# Work instruction
Each line below should be repeated exactly, but no picture should be carried over.

────────────────────────────────────────

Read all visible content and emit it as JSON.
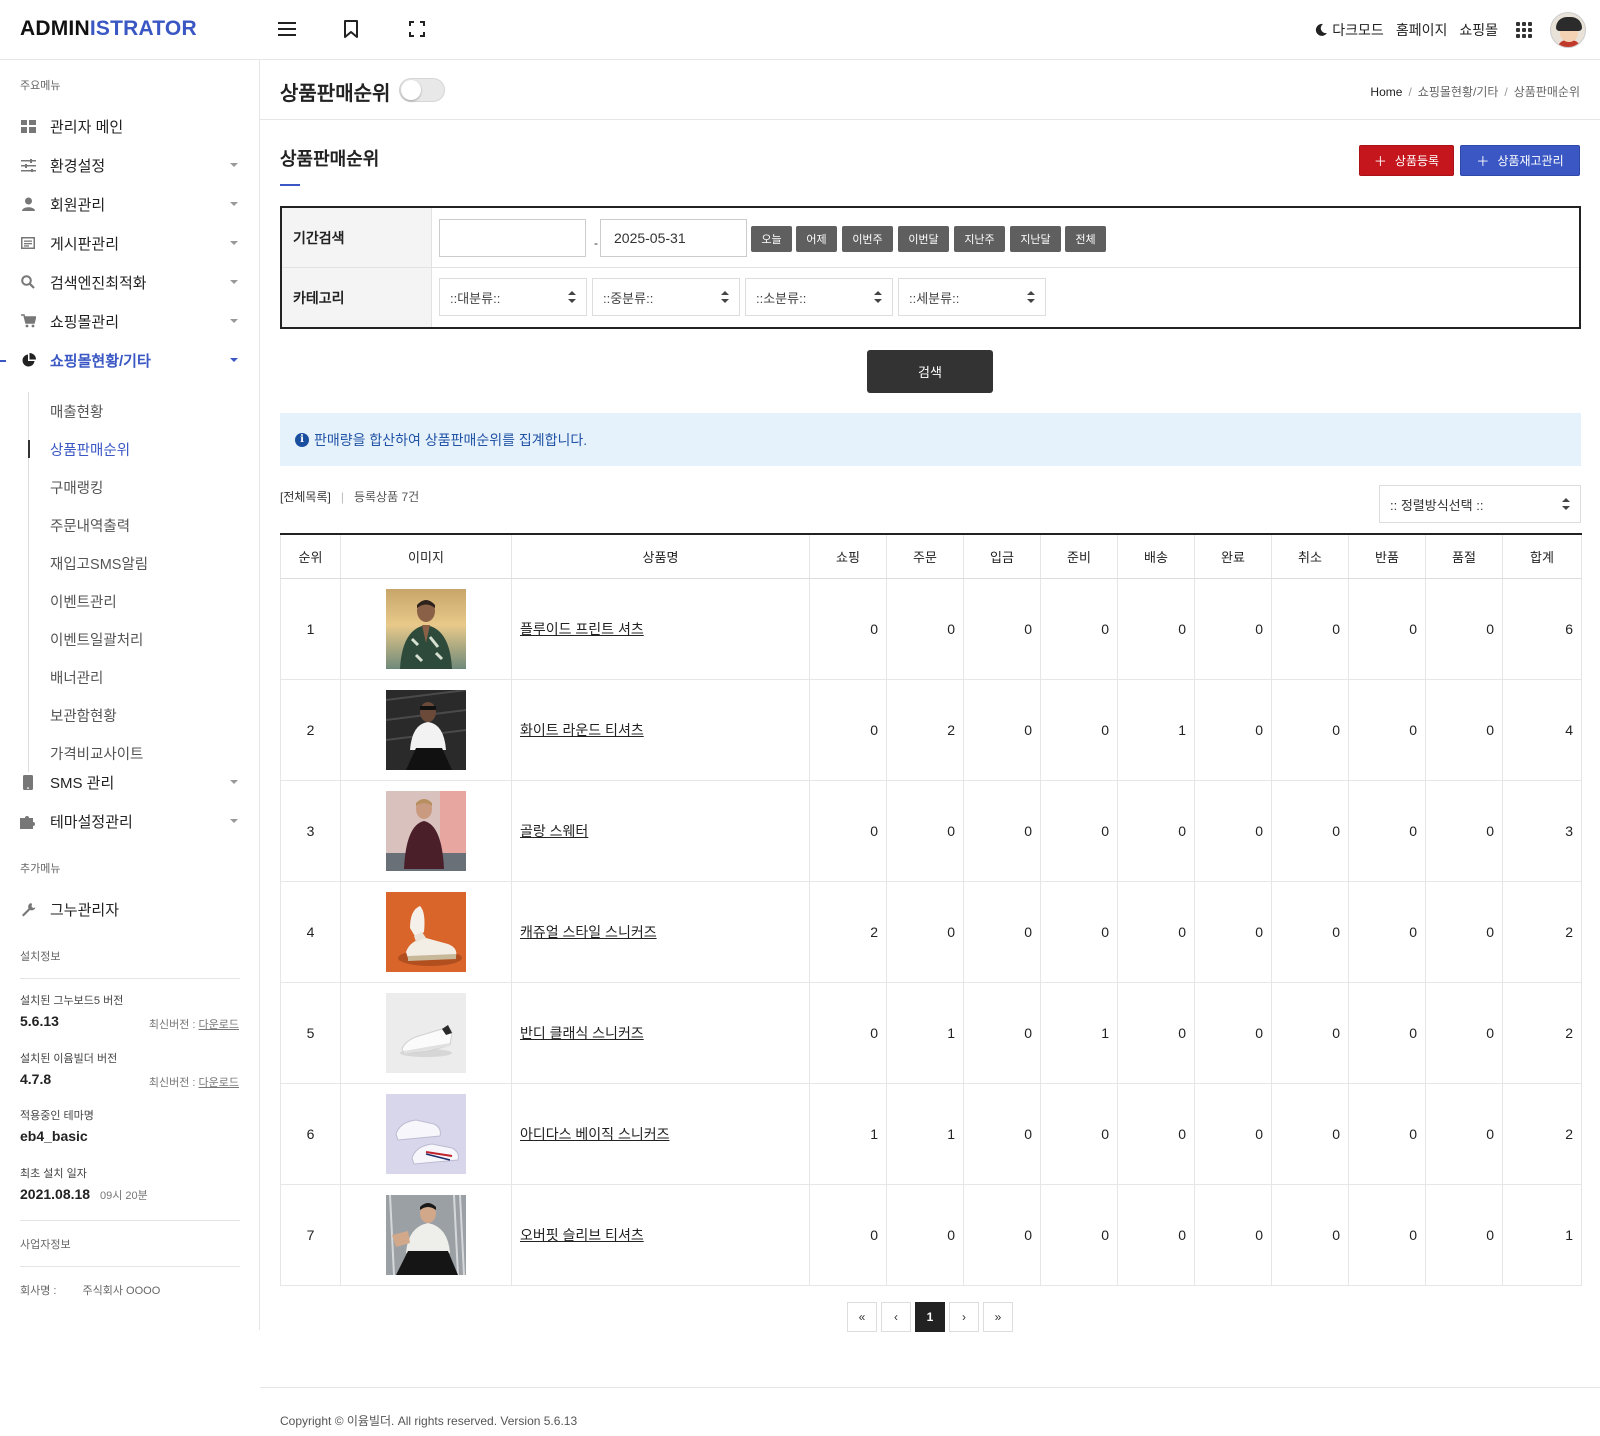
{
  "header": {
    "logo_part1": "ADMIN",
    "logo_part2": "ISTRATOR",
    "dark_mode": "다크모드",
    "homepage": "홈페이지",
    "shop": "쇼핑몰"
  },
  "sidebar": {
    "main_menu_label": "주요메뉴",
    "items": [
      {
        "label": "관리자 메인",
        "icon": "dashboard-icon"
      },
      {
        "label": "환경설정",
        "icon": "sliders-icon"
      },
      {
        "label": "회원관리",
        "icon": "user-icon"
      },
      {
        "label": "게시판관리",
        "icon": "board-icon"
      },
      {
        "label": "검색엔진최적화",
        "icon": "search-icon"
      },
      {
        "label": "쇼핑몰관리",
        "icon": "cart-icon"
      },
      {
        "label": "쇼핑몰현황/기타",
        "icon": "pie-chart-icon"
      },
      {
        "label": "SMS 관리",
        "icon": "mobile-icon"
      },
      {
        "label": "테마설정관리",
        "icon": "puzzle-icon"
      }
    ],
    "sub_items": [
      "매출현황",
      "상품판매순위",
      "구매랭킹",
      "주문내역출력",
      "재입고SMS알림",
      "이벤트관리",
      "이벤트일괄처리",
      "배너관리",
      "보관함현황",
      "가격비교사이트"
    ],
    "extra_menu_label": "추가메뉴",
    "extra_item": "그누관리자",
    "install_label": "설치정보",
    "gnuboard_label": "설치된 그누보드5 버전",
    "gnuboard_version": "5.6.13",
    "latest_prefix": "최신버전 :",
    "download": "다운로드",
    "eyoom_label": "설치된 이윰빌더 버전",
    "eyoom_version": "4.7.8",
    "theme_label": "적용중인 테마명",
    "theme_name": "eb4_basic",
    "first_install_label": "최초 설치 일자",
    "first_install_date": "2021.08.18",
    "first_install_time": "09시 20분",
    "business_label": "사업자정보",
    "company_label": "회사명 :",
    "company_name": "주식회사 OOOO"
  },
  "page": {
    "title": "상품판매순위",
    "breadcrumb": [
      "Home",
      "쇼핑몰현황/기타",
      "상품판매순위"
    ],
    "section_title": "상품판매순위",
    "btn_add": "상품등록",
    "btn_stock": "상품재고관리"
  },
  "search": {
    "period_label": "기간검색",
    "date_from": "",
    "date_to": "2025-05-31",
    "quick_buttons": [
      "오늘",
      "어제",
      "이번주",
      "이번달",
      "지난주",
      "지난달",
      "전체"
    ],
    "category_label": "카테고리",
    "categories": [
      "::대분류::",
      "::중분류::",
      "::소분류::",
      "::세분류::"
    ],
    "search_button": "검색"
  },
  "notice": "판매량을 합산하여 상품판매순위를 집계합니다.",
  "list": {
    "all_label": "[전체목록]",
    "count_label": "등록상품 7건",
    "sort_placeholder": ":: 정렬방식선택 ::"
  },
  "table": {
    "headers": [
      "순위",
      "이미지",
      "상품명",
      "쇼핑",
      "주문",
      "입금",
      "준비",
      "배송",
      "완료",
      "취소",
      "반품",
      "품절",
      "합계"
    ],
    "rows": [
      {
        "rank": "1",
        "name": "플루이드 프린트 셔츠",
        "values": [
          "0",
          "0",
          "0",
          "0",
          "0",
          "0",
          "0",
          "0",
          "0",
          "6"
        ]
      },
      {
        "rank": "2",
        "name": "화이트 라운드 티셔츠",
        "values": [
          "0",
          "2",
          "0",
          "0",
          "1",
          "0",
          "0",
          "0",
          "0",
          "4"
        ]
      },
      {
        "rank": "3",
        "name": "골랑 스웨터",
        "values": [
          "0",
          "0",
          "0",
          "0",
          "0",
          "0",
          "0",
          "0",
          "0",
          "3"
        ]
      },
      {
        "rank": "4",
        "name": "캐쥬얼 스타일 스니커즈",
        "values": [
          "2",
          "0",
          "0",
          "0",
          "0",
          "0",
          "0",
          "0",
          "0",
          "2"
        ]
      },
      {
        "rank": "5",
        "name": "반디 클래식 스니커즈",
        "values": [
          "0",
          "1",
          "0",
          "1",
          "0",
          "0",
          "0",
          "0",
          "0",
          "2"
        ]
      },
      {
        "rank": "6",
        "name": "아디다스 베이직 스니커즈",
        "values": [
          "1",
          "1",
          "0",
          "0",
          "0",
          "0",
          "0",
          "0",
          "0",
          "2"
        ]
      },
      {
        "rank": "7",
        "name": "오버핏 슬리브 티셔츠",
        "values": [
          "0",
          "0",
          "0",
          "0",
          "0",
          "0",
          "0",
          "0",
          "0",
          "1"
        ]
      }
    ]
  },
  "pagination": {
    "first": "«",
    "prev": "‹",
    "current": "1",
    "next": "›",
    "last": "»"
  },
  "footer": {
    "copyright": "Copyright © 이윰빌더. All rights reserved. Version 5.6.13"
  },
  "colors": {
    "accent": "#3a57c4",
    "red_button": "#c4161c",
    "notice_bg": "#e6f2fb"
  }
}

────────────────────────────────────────

# Result of this exercise
Read all visible content and emit it as JSON.
{
  "header": {
    "logo_part1": "ADMIN",
    "logo_part2": "ISTRATOR",
    "dark_mode": "다크모드",
    "homepage": "홈페이지",
    "shop": "쇼핑몰"
  },
  "sidebar": {
    "main_menu_label": "주요메뉴",
    "items": [
      {
        "label": "관리자 메인",
        "icon": "dashboard-icon"
      },
      {
        "label": "환경설정",
        "icon": "sliders-icon"
      },
      {
        "label": "회원관리",
        "icon": "user-icon"
      },
      {
        "label": "게시판관리",
        "icon": "board-icon"
      },
      {
        "label": "검색엔진최적화",
        "icon": "search-icon"
      },
      {
        "label": "쇼핑몰관리",
        "icon": "cart-icon"
      },
      {
        "label": "쇼핑몰현황/기타",
        "icon": "pie-chart-icon"
      },
      {
        "label": "SMS 관리",
        "icon": "mobile-icon"
      },
      {
        "label": "테마설정관리",
        "icon": "puzzle-icon"
      }
    ],
    "sub_items": [
      "매출현황",
      "상품판매순위",
      "구매랭킹",
      "주문내역출력",
      "재입고SMS알림",
      "이벤트관리",
      "이벤트일괄처리",
      "배너관리",
      "보관함현황",
      "가격비교사이트"
    ],
    "extra_menu_label": "추가메뉴",
    "extra_item": "그누관리자",
    "install_label": "설치정보",
    "gnuboard_label": "설치된 그누보드5 버전",
    "gnuboard_version": "5.6.13",
    "latest_prefix": "최신버전 :",
    "download": "다운로드",
    "eyoom_label": "설치된 이윰빌더 버전",
    "eyoom_version": "4.7.8",
    "theme_label": "적용중인 테마명",
    "theme_name": "eb4_basic",
    "first_install_label": "최초 설치 일자",
    "first_install_date": "2021.08.18",
    "first_install_time": "09시 20분",
    "business_label": "사업자정보",
    "company_label": "회사명 :",
    "company_name": "주식회사 OOOO"
  },
  "page": {
    "title": "상품판매순위",
    "breadcrumb": [
      "Home",
      "쇼핑몰현황/기타",
      "상품판매순위"
    ],
    "section_title": "상품판매순위",
    "btn_add": "상품등록",
    "btn_stock": "상품재고관리"
  },
  "search": {
    "period_label": "기간검색",
    "date_from": "",
    "date_to": "2025-05-31",
    "quick_buttons": [
      "오늘",
      "어제",
      "이번주",
      "이번달",
      "지난주",
      "지난달",
      "전체"
    ],
    "category_label": "카테고리",
    "categories": [
      "::대분류::",
      "::중분류::",
      "::소분류::",
      "::세분류::"
    ],
    "search_button": "검색"
  },
  "notice": "판매량을 합산하여 상품판매순위를 집계합니다.",
  "list": {
    "all_label": "[전체목록]",
    "count_label": "등록상품 7건",
    "sort_placeholder": ":: 정렬방식선택 ::"
  },
  "table": {
    "headers": [
      "순위",
      "이미지",
      "상품명",
      "쇼핑",
      "주문",
      "입금",
      "준비",
      "배송",
      "완료",
      "취소",
      "반품",
      "품절",
      "합계"
    ],
    "rows": [
      {
        "rank": "1",
        "name": "플루이드 프린트 셔츠",
        "values": [
          "0",
          "0",
          "0",
          "0",
          "0",
          "0",
          "0",
          "0",
          "0",
          "6"
        ]
      },
      {
        "rank": "2",
        "name": "화이트 라운드 티셔츠",
        "values": [
          "0",
          "2",
          "0",
          "0",
          "1",
          "0",
          "0",
          "0",
          "0",
          "4"
        ]
      },
      {
        "rank": "3",
        "name": "골랑 스웨터",
        "values": [
          "0",
          "0",
          "0",
          "0",
          "0",
          "0",
          "0",
          "0",
          "0",
          "3"
        ]
      },
      {
        "rank": "4",
        "name": "캐쥬얼 스타일 스니커즈",
        "values": [
          "2",
          "0",
          "0",
          "0",
          "0",
          "0",
          "0",
          "0",
          "0",
          "2"
        ]
      },
      {
        "rank": "5",
        "name": "반디 클래식 스니커즈",
        "values": [
          "0",
          "1",
          "0",
          "1",
          "0",
          "0",
          "0",
          "0",
          "0",
          "2"
        ]
      },
      {
        "rank": "6",
        "name": "아디다스 베이직 스니커즈",
        "values": [
          "1",
          "1",
          "0",
          "0",
          "0",
          "0",
          "0",
          "0",
          "0",
          "2"
        ]
      },
      {
        "rank": "7",
        "name": "오버핏 슬리브 티셔츠",
        "values": [
          "0",
          "0",
          "0",
          "0",
          "0",
          "0",
          "0",
          "0",
          "0",
          "1"
        ]
      }
    ]
  },
  "pagination": {
    "first": "«",
    "prev": "‹",
    "current": "1",
    "next": "›",
    "last": "»"
  },
  "footer": {
    "copyright": "Copyright © 이윰빌더. All rights reserved. Version 5.6.13"
  },
  "colors": {
    "accent": "#3a57c4",
    "red_button": "#c4161c",
    "notice_bg": "#e6f2fb"
  }
}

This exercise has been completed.